Repeat the records word for word, excluding any picture.

:: Data extracts ::
# # # #

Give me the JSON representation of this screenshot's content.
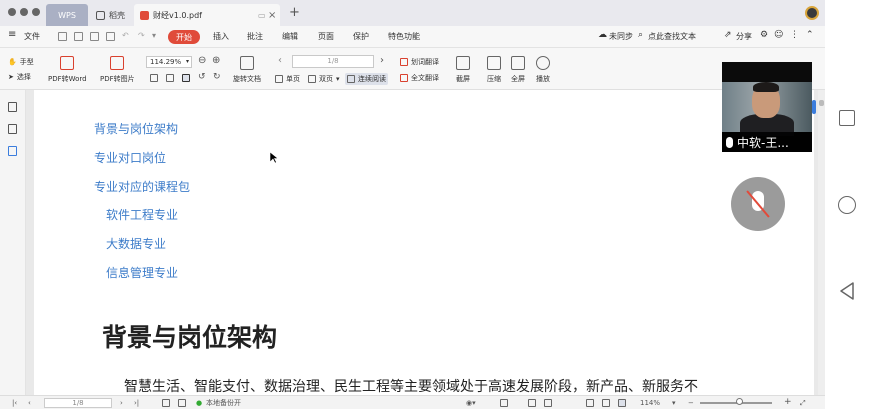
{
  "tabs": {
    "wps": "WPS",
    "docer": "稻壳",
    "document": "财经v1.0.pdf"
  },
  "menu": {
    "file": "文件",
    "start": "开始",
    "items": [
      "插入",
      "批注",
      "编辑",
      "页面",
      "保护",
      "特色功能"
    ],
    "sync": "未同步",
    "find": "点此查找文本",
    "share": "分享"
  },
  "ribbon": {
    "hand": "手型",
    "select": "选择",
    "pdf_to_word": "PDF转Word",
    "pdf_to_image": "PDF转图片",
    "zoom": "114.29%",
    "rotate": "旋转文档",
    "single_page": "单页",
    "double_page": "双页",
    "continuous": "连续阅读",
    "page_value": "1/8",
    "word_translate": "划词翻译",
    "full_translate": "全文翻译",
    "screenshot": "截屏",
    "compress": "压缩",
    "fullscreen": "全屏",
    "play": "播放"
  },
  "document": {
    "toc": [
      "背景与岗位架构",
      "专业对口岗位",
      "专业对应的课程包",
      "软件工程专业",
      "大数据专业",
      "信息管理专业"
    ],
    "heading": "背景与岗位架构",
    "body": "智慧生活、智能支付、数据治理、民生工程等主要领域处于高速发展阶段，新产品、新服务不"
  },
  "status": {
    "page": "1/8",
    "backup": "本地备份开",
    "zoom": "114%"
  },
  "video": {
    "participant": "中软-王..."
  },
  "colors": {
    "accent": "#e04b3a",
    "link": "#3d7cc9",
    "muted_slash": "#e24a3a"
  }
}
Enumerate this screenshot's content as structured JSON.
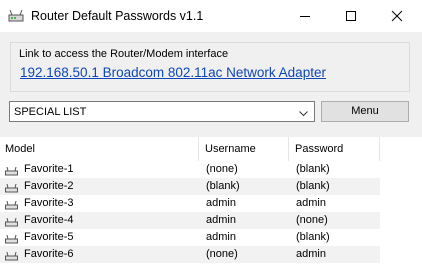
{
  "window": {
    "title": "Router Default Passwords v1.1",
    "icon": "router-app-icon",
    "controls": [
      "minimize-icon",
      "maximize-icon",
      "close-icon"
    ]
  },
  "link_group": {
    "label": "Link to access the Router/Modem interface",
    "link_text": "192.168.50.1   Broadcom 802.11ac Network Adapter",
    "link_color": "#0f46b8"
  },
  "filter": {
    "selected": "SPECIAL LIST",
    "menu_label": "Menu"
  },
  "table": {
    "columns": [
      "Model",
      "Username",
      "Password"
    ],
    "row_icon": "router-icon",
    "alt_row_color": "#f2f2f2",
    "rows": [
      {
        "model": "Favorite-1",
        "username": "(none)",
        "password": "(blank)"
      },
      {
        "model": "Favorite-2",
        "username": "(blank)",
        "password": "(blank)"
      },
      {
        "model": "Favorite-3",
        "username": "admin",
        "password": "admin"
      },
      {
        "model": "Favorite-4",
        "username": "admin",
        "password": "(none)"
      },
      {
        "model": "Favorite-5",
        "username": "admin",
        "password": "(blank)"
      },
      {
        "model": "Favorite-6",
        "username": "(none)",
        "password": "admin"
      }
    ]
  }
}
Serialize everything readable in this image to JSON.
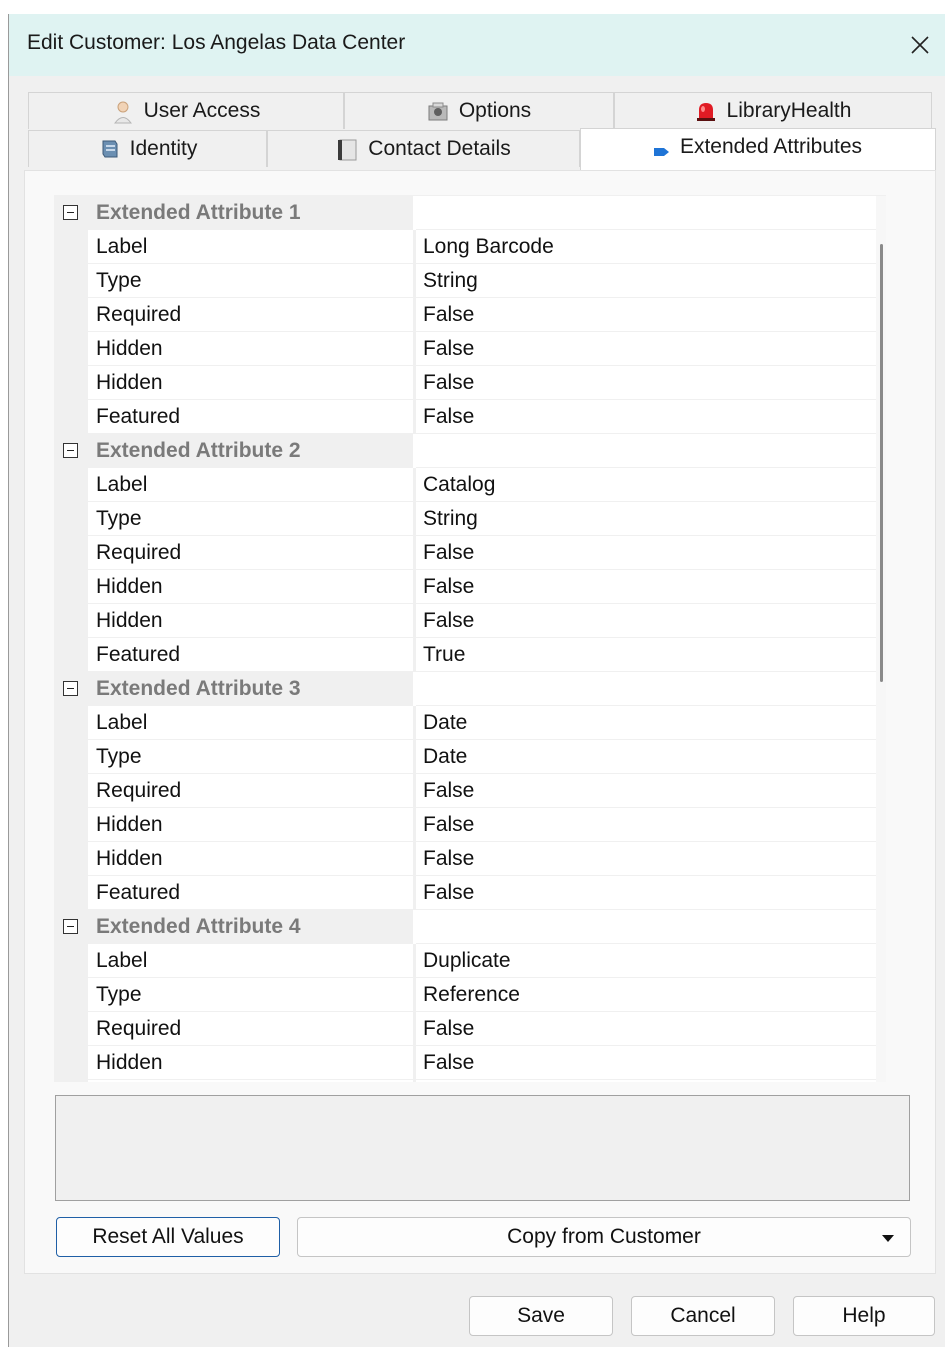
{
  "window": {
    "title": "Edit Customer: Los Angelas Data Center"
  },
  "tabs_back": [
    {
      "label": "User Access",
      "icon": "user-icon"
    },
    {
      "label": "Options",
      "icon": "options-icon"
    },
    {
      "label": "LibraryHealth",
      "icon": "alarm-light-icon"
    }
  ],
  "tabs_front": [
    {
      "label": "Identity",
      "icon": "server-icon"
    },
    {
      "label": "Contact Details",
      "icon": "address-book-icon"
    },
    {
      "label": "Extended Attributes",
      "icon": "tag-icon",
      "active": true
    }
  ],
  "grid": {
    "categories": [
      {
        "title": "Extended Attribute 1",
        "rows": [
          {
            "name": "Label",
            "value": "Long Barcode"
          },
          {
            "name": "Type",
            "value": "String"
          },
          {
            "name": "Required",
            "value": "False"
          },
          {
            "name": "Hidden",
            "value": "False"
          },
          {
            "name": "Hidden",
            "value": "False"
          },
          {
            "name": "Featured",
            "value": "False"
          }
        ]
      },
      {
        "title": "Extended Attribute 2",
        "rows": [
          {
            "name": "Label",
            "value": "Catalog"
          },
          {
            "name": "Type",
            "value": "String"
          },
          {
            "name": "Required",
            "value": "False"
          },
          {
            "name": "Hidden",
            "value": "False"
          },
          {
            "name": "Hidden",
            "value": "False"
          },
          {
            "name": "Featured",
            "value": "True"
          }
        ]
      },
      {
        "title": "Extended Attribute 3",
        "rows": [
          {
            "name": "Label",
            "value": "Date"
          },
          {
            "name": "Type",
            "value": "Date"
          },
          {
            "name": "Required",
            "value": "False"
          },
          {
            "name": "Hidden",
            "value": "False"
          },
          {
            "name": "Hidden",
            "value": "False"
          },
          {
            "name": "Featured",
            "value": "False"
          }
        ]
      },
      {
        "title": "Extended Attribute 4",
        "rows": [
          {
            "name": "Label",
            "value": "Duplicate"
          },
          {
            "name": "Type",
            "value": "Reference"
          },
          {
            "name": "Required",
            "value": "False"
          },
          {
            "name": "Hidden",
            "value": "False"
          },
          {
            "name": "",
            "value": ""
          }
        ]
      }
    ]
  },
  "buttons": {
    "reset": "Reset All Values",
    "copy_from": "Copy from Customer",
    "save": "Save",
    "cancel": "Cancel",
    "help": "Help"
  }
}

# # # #

:: Response area ::
Give me the JSON representation of this screenshot's content.
{
  "tabs": {
    "wps": "WPS",
    "docer": "稻壳",
    "document": "财经v1.0.pdf"
  },
  "menu": {
    "file": "文件",
    "start": "开始",
    "items": [
      "插入",
      "批注",
      "编辑",
      "页面",
      "保护",
      "特色功能"
    ],
    "sync": "未同步",
    "find": "点此查找文本",
    "share": "分享"
  },
  "ribbon": {
    "hand": "手型",
    "select": "选择",
    "pdf_to_word": "PDF转Word",
    "pdf_to_image": "PDF转图片",
    "zoom": "114.29%",
    "rotate": "旋转文档",
    "single_page": "单页",
    "double_page": "双页",
    "continuous": "连续阅读",
    "page_value": "1/8",
    "word_translate": "划词翻译",
    "full_translate": "全文翻译",
    "screenshot": "截屏",
    "compress": "压缩",
    "fullscreen": "全屏",
    "play": "播放"
  },
  "document": {
    "toc": [
      "背景与岗位架构",
      "专业对口岗位",
      "专业对应的课程包",
      "软件工程专业",
      "大数据专业",
      "信息管理专业"
    ],
    "heading": "背景与岗位架构",
    "body": "智慧生活、智能支付、数据治理、民生工程等主要领域处于高速发展阶段，新产品、新服务不"
  },
  "status": {
    "page": "1/8",
    "backup": "本地备份开",
    "zoom": "114%"
  },
  "video": {
    "participant": "中软-王..."
  },
  "colors": {
    "accent": "#e04b3a",
    "link": "#3d7cc9",
    "muted_slash": "#e24a3a"
  }
}
Enumerate this screenshot's content as structured JSON.
{
  "window": {
    "title": "Router Default Passwords v1.1",
    "icon": "router-app-icon",
    "controls": [
      "minimize-icon",
      "maximize-icon",
      "close-icon"
    ]
  },
  "link_group": {
    "label": "Link to access the Router/Modem interface",
    "link_text": "192.168.50.1   Broadcom 802.11ac Network Adapter",
    "link_color": "#0f46b8"
  },
  "filter": {
    "selected": "SPECIAL LIST",
    "menu_label": "Menu"
  },
  "table": {
    "columns": [
      "Model",
      "Username",
      "Password"
    ],
    "row_icon": "router-icon",
    "alt_row_color": "#f2f2f2",
    "rows": [
      {
        "model": "Favorite-1",
        "username": "(none)",
        "password": "(blank)"
      },
      {
        "model": "Favorite-2",
        "username": "(blank)",
        "password": "(blank)"
      },
      {
        "model": "Favorite-3",
        "username": "admin",
        "password": "admin"
      },
      {
        "model": "Favorite-4",
        "username": "admin",
        "password": "(none)"
      },
      {
        "model": "Favorite-5",
        "username": "admin",
        "password": "(blank)"
      },
      {
        "model": "Favorite-6",
        "username": "(none)",
        "password": "admin"
      }
    ]
  }
}
Serialize everything readable in this image to JSON.
{
  "window": {
    "title": "Edit Customer: Los Angelas Data Center"
  },
  "tabs_back": [
    {
      "label": "User Access",
      "icon": "user-icon"
    },
    {
      "label": "Options",
      "icon": "options-icon"
    },
    {
      "label": "LibraryHealth",
      "icon": "alarm-light-icon"
    }
  ],
  "tabs_front": [
    {
      "label": "Identity",
      "icon": "server-icon"
    },
    {
      "label": "Contact Details",
      "icon": "address-book-icon"
    },
    {
      "label": "Extended Attributes",
      "icon": "tag-icon",
      "active": true
    }
  ],
  "grid": {
    "categories": [
      {
        "title": "Extended Attribute 1",
        "rows": [
          {
            "name": "Label",
            "value": "Long Barcode"
          },
          {
            "name": "Type",
            "value": "String"
          },
          {
            "name": "Required",
            "value": "False"
          },
          {
            "name": "Hidden",
            "value": "False"
          },
          {
            "name": "Hidden",
            "value": "False"
          },
          {
            "name": "Featured",
            "value": "False"
          }
        ]
      },
      {
        "title": "Extended Attribute 2",
        "rows": [
          {
            "name": "Label",
            "value": "Catalog"
          },
          {
            "name": "Type",
            "value": "String"
          },
          {
            "name": "Required",
            "value": "False"
          },
          {
            "name": "Hidden",
            "value": "False"
          },
          {
            "name": "Hidden",
            "value": "False"
          },
          {
            "name": "Featured",
            "value": "True"
          }
        ]
      },
      {
        "title": "Extended Attribute 3",
        "rows": [
          {
            "name": "Label",
            "value": "Date"
          },
          {
            "name": "Type",
            "value": "Date"
          },
          {
            "name": "Required",
            "value": "False"
          },
          {
            "name": "Hidden",
            "value": "False"
          },
          {
            "name": "Hidden",
            "value": "False"
          },
          {
            "name": "Featured",
            "value": "False"
          }
        ]
      },
      {
        "title": "Extended Attribute 4",
        "rows": [
          {
            "name": "Label",
            "value": "Duplicate"
          },
          {
            "name": "Type",
            "value": "Reference"
          },
          {
            "name": "Required",
            "value": "False"
          },
          {
            "name": "Hidden",
            "value": "False"
          },
          {
            "name": "",
            "value": ""
          }
        ]
      }
    ]
  },
  "buttons": {
    "reset": "Reset All Values",
    "copy_from": "Copy from Customer",
    "save": "Save",
    "cancel": "Cancel",
    "help": "Help"
  }
}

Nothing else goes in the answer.